Verlasso’s driving force has been the call for a more responsible aquaculture worldwide. Verlasso is taking the lead in establishing a new model for fish farming, one that’s always in balance with nature. It’s an evolutionary way of thinking about—and raising salmon.
Located in Patagonia, an environment ideally suited to salmon farming, Verlasso is a vital part of the local aquaculture industry. They are committed to supporting the local workforce and establishing a progressive workplace. Verlasso has partnered with leading industry experts to make their innovations a reality. The company's standards are guided by the World Wildlife Fund’s sustainability goals, and they are continuously adapting their practices to ensure harmony with the natural world.

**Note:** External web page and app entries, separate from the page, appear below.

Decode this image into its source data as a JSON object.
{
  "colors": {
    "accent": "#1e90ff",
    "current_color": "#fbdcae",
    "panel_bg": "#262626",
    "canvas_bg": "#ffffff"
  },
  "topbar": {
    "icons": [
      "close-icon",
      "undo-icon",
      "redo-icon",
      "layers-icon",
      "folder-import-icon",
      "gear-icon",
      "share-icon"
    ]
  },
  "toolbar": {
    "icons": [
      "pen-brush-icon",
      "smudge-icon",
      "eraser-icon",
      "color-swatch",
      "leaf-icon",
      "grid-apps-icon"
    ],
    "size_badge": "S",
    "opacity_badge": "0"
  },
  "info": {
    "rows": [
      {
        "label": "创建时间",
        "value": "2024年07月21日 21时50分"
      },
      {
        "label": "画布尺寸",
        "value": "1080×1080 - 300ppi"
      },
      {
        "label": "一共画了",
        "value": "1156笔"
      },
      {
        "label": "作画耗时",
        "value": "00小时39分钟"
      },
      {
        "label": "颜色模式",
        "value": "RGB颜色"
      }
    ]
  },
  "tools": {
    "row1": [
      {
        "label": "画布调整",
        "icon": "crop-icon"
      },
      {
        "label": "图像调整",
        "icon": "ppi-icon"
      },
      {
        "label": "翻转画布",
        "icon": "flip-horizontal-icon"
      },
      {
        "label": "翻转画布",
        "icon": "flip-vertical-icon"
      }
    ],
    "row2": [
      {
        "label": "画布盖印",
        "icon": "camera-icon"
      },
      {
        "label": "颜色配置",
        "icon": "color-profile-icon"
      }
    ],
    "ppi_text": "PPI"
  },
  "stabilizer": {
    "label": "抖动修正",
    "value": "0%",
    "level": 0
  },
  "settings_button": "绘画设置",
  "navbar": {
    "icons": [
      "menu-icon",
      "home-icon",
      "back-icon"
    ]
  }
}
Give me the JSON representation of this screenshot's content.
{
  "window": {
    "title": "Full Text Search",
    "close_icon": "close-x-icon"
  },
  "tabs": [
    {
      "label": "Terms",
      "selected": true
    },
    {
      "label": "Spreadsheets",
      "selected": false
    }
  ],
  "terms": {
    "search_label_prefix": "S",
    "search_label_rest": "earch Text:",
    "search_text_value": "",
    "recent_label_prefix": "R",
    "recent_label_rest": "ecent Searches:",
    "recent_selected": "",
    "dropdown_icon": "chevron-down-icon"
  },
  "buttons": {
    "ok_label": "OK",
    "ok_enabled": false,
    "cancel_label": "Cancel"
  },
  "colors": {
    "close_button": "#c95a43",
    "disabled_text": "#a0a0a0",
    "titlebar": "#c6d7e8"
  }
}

At the center of their fish farming techniques is a breakthrough innovation in salmon feed. With traditionally farmed salmon, four pounds of wild-caught feeder fish are required to to raise one pound of salmon. By replacing the fish oil in the salmon’s diet with yeast rich in omega-3s, they are able to bring the ratio of 4-to-1 down to 1-to-1, while still ensuring the optimal growth and development of the fish. This change is an important aspect of sustainable salmon farming worldwide. Harvest levels for wild feeder fish are already at or slightly above sustainable levels. By using an alternative source of omega-3s, we can ensure the availability of healthy salmon for the foreseeable future.
Verlasso manages its farms to prevent escapes by using a double-net system that ensures the safety of both the salmon and their wild predators. The double nets create a buffer zone around the pens that are less likely to break—and the salmon are less likely to cross. Because predators can’t reach the salmon as easily, they are less likely to harm themselves trying to get inside the pens. Additionally, if salmon do escape, there are no wild salmon populations in the Patagonia region.
Verlasso raises salmon without the use of preventative antibiotics. That means they treat the fish only as needed, if they become ill, under the supervision of a veterinarian. This is consistent with Food and Agriculture Organization of the United Nations’ recommendation.